## Work item
Copy out all the lines of the data that hold the word "this".

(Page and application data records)
--- START ---

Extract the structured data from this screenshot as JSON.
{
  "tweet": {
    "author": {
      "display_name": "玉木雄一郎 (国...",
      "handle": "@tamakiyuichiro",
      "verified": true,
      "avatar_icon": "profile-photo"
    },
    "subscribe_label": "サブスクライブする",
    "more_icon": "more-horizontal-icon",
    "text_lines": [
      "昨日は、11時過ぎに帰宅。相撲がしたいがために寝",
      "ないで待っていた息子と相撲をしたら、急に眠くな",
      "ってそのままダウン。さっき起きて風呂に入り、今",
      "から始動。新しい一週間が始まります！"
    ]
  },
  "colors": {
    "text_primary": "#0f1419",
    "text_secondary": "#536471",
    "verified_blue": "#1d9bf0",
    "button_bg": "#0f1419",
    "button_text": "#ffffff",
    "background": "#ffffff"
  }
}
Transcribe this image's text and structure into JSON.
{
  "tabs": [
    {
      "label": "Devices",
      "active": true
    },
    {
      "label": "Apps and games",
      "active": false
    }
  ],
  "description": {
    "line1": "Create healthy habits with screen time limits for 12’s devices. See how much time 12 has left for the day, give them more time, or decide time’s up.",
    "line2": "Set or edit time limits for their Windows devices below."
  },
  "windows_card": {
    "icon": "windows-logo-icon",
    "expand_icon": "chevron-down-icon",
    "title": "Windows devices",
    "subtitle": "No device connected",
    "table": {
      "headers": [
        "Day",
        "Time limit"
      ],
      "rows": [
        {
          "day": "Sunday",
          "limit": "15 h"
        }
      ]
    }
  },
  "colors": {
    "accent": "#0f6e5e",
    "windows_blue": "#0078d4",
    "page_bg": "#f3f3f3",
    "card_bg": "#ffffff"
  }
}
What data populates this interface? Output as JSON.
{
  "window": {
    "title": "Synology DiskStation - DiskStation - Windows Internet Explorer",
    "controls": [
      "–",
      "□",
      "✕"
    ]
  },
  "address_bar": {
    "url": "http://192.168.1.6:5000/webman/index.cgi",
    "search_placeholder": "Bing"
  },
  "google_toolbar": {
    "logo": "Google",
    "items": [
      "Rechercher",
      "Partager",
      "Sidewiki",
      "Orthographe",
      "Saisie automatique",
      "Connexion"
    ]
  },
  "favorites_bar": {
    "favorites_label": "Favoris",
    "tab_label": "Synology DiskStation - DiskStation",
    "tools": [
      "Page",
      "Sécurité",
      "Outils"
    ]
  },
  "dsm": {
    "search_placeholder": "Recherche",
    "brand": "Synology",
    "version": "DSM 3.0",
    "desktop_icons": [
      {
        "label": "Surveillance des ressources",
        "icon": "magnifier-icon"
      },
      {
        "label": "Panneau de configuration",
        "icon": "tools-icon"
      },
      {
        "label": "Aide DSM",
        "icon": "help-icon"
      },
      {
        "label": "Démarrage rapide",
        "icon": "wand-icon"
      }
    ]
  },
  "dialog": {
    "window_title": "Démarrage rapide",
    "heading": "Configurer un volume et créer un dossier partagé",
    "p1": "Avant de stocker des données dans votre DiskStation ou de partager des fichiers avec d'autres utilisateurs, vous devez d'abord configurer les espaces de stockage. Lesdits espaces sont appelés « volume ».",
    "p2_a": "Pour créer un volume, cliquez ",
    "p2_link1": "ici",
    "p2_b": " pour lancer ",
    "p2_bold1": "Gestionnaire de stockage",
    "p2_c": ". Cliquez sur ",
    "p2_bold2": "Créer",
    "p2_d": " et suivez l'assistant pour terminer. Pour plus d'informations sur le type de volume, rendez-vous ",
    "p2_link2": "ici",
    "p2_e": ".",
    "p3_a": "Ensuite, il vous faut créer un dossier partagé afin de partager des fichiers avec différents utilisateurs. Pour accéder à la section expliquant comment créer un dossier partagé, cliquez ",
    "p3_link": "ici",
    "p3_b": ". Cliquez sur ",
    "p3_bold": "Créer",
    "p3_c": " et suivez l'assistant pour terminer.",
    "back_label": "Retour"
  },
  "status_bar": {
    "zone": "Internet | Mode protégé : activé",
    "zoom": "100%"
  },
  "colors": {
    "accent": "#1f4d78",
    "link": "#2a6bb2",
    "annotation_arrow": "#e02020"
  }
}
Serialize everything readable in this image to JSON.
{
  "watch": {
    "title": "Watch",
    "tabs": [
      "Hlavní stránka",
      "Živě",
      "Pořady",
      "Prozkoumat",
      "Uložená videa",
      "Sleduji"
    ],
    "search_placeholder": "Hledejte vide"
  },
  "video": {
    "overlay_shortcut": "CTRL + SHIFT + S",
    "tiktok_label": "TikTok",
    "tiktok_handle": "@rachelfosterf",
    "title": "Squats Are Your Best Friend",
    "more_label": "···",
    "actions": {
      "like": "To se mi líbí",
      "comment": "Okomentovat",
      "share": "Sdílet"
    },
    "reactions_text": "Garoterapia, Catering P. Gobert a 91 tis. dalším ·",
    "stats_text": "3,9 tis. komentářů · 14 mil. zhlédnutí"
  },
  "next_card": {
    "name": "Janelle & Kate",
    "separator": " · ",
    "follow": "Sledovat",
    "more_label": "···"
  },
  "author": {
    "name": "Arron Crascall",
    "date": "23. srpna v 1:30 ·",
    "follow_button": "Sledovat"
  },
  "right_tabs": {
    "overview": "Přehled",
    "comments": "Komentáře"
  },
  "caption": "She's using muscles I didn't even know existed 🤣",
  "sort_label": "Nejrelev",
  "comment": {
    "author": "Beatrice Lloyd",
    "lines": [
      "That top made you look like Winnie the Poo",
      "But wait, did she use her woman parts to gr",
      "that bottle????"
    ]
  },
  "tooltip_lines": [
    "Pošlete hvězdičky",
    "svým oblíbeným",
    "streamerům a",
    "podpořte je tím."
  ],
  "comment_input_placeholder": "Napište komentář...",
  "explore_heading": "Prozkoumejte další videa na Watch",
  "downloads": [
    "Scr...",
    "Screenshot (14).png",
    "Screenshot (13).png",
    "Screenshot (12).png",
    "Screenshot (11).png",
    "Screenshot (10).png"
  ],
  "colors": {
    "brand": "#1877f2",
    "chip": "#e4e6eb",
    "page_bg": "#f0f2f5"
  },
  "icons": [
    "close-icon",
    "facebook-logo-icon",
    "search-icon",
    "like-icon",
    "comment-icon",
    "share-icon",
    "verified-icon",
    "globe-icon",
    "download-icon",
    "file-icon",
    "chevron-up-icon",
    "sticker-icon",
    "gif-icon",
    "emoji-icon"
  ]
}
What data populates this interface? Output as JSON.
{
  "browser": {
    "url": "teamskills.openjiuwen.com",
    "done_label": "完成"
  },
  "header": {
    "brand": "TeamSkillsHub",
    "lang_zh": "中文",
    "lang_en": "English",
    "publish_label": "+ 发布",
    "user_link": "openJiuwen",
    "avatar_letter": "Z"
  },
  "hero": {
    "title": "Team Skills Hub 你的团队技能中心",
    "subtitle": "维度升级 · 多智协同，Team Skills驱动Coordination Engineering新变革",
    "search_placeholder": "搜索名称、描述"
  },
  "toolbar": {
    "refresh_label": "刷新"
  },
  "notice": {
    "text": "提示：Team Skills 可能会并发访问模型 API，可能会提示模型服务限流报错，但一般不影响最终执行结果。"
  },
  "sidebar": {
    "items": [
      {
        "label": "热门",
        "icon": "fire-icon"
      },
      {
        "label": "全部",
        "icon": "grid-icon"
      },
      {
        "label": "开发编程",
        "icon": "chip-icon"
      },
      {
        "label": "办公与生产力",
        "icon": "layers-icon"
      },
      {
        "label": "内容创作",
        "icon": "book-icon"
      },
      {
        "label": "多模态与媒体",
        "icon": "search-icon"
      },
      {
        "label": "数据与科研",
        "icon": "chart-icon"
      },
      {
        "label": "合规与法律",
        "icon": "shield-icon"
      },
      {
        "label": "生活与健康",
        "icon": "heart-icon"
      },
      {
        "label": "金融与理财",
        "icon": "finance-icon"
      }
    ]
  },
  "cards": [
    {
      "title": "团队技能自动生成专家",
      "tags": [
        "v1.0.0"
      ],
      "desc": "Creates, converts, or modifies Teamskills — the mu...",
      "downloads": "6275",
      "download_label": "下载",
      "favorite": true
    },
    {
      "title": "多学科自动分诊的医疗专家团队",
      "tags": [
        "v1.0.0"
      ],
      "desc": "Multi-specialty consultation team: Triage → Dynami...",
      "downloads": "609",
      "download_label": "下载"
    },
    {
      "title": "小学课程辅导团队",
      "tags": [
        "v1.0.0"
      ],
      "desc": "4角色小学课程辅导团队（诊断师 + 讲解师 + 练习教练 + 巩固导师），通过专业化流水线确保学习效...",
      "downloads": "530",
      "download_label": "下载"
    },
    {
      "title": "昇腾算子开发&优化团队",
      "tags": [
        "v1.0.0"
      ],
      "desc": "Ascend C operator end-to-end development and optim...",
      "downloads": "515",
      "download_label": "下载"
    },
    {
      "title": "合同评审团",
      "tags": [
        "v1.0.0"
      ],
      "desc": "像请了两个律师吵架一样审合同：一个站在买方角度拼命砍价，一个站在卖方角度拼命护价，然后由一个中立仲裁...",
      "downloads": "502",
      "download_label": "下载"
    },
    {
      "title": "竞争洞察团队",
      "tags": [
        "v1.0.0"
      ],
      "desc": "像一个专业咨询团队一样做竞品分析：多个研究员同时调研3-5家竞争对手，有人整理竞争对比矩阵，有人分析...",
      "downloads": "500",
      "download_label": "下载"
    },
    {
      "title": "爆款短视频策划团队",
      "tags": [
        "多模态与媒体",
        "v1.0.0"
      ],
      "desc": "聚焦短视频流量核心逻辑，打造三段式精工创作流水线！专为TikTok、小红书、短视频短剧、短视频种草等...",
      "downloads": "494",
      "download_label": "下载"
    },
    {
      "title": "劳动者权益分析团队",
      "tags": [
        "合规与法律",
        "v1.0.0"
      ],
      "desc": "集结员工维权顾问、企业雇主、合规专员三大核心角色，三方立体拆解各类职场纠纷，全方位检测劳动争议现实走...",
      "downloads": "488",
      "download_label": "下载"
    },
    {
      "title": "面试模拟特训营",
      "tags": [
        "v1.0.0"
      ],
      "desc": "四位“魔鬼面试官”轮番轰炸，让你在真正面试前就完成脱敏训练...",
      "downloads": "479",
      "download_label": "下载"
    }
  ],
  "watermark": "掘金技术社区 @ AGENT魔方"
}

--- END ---

## Solved problem
Extract the structured data from this screenshot as JSON.
Transcribe this image's text and structure into JSON.
What data populates this interface? Output as JSON.
Serialize everything readable in this image to JSON.
What data populates this interface? Output as JSON.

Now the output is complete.